    I say the 89.9% of the Mexican Economy should see double digit growth in the coming quarter!

  • cooncats

    This truly anemic growth in Mexico just shows how truly bad and corrupt government and the greed and obstructionism of the few hundred rich families that own everything in this country stops what should be one of the most dynamic economies in the western hemisphere. On a demographic basis alone, this country should be growing at 4 percent or better. It is being sabotaged by the political class and the greedy filthy rich.

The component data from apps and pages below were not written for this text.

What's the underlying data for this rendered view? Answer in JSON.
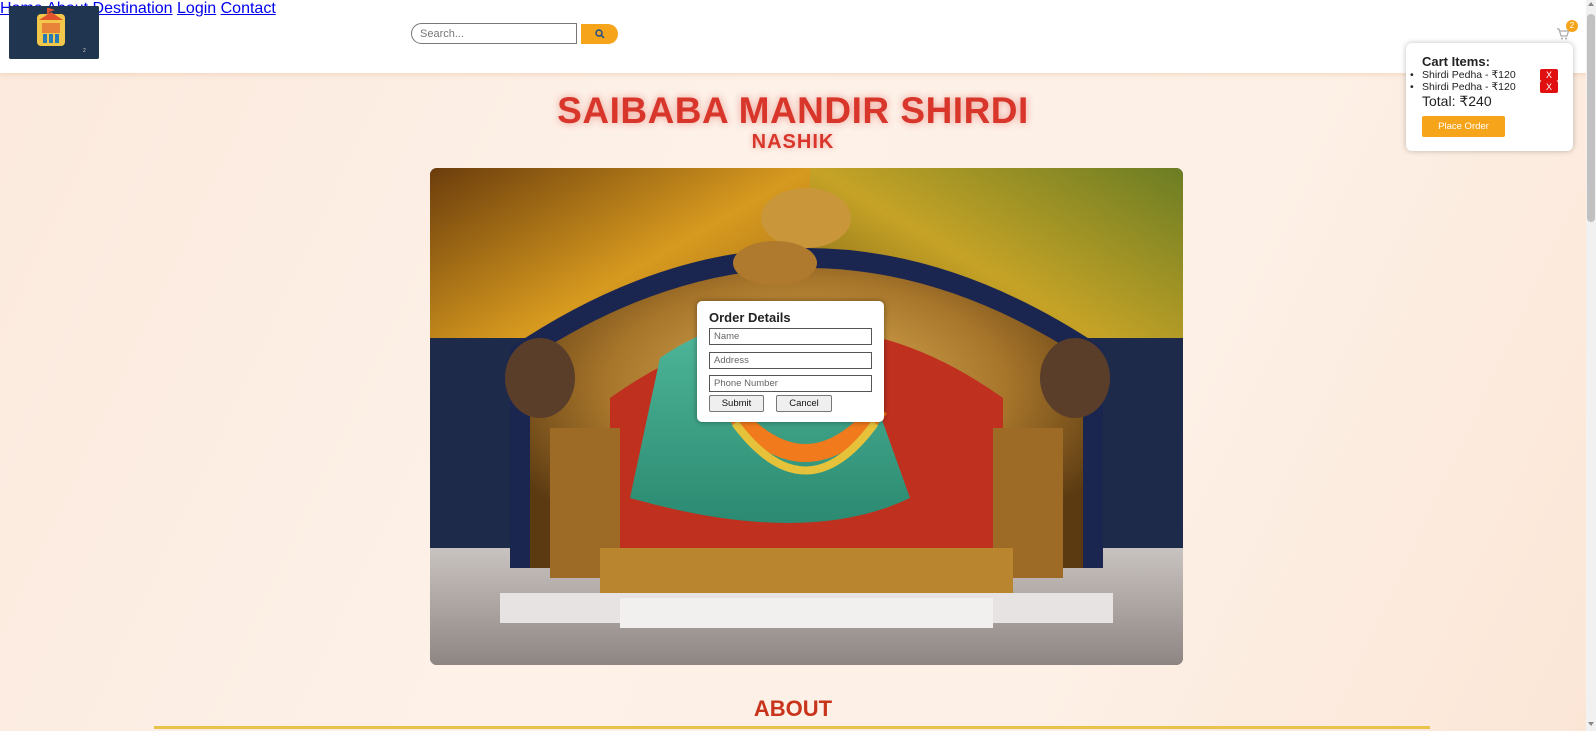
{
  "header": {
    "logo_alt": "logo",
    "search": {
      "placeholder": "Search..."
    },
    "nav": [
      {
        "label": "Home"
      },
      {
        "label": "About"
      },
      {
        "label": "Destination"
      },
      {
        "label": "Login"
      },
      {
        "label": "Contact"
      }
    ],
    "cart_count": "2"
  },
  "cart": {
    "title": "Cart Items:",
    "items": [
      {
        "label": "Shirdi Pedha - ₹120",
        "remove_label": "X"
      },
      {
        "label": "Shirdi Pedha - ₹120",
        "remove_label": "X"
      }
    ],
    "total": "Total: ₹240",
    "place_order_label": "Place Order"
  },
  "hero": {
    "title": "SAIBABA MANDIR SHIRDI",
    "subtitle": "NASHIK"
  },
  "order_modal": {
    "title": "Order Details",
    "name_placeholder": "Name",
    "address_placeholder": "Address",
    "phone_placeholder": "Phone Number",
    "submit_label": "Submit",
    "cancel_label": "Cancel"
  },
  "about": {
    "title": "ABOUT"
  },
  "colors": {
    "accent": "#f6a51b",
    "title_red": "#d9362b",
    "remove_red": "#e01010"
  }
}
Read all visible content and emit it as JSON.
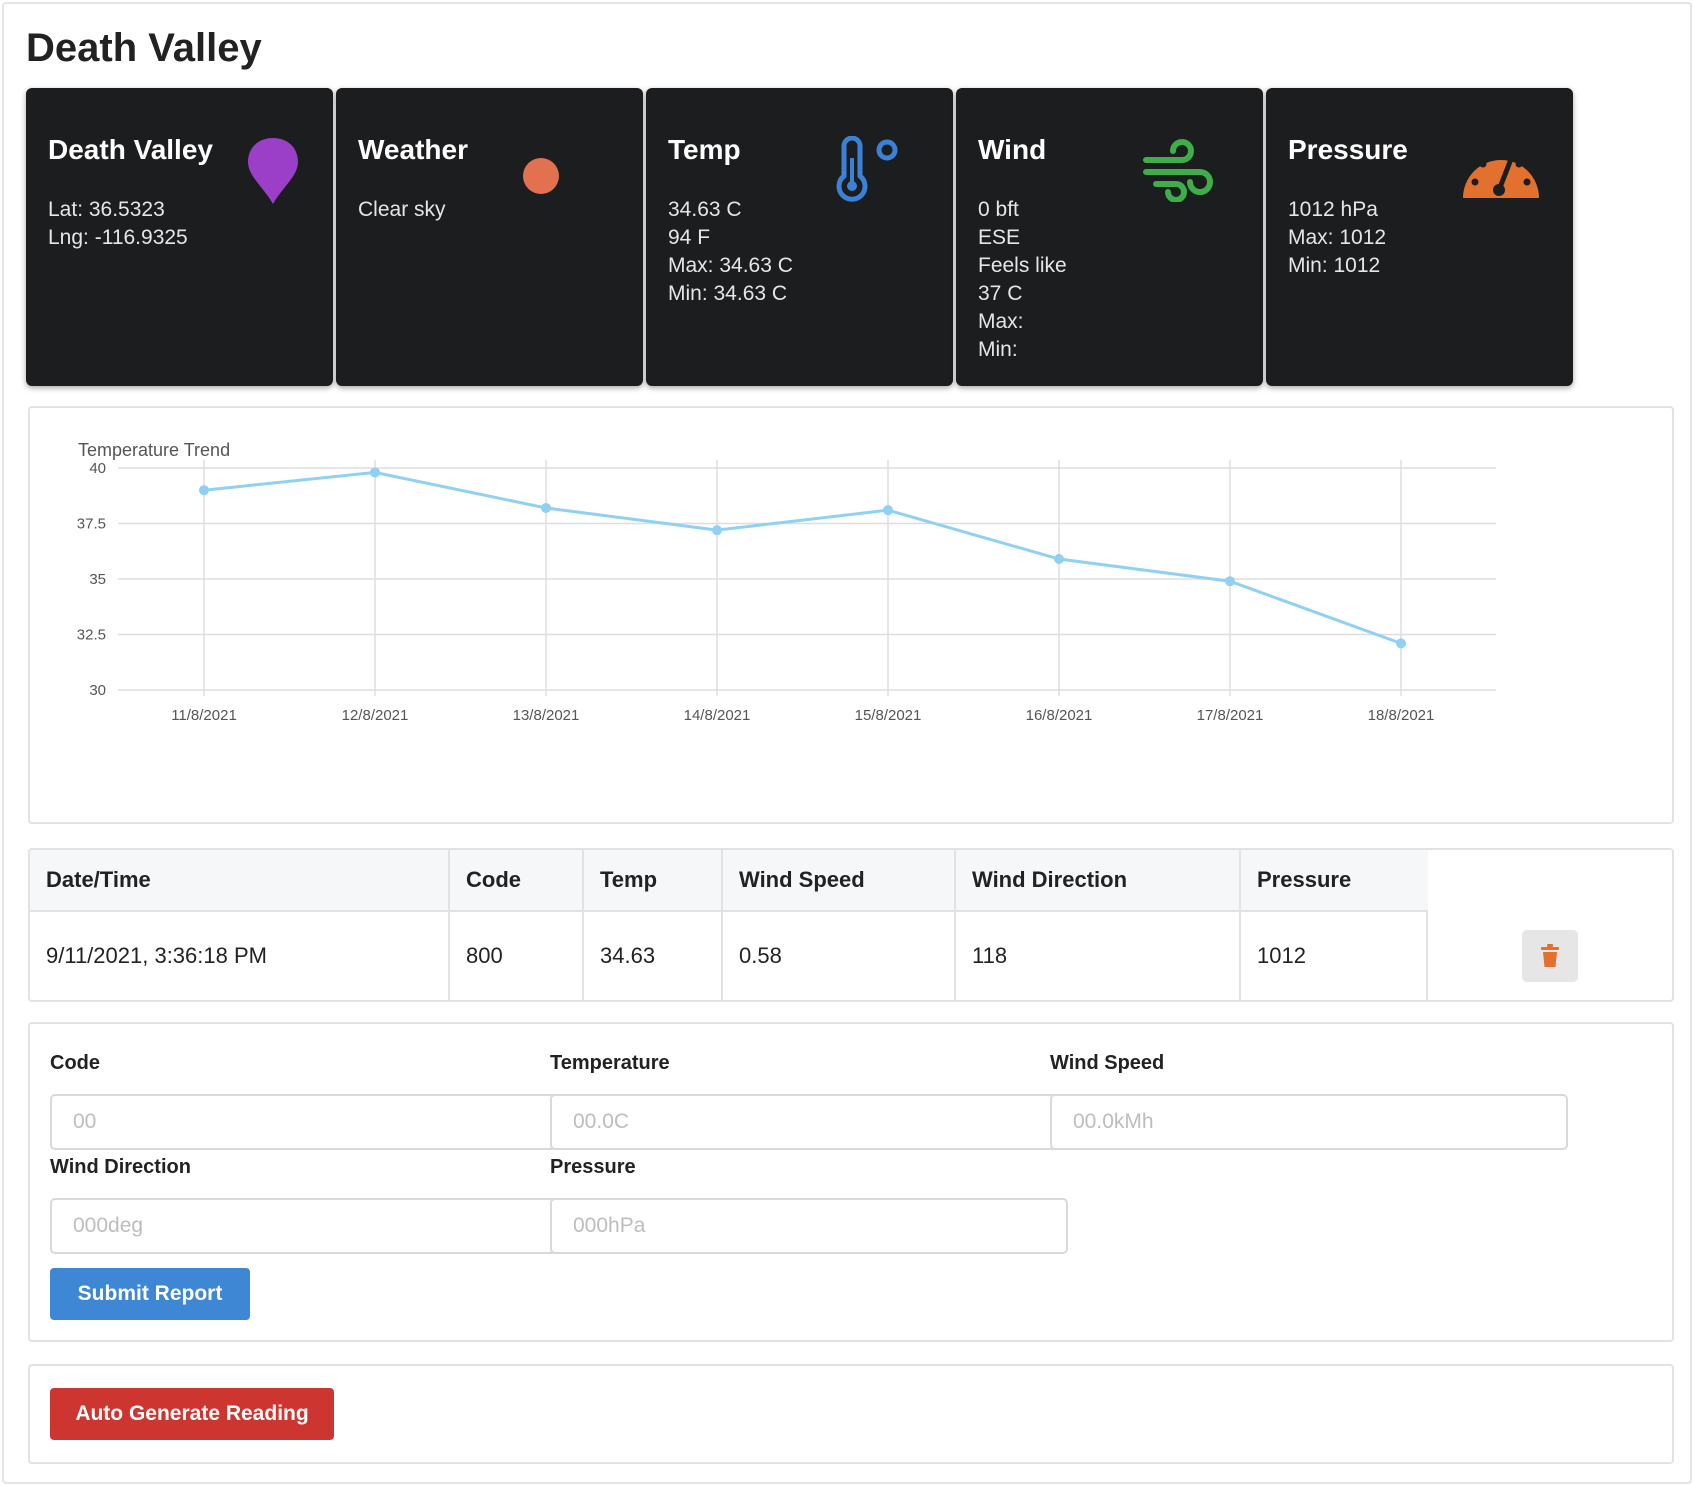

  • US growth in 2017 will is 2.4 % the same as Mexico. What is affecting the Mexican economy above all else is the price of oil. NAFTA whether there is a renegotiated treaty or not, has set into motion a number of moves by the Mexican government that will adversely effect the US economy, especially in the agricultural sector. Withdrawal from NAFTA will depend on who is elected President in 2018. Several of the top candidates have said they would prefer to withdraw from NAFTA and let the WTO trade rules kick in. No one seems to remember that NAFTA opened the Mexican market to the US and not vice versa. Tariffs on US imports were eliminated in Mexico and the US sells a lot of products in Mexico and the profits remain in the US, whereas Mexican companies, many of them wholly foreign owned sell products in the US and the profits remain in the US. Most of us who were against NAFTA from the beginning feared that Mexico would become a country that rented labor and that is exactly what has happened. Mexico has lost 2 million agricultural jobs which has caused mass movement to the industrial cities and contributed to illegal immigration to the US from Mexico.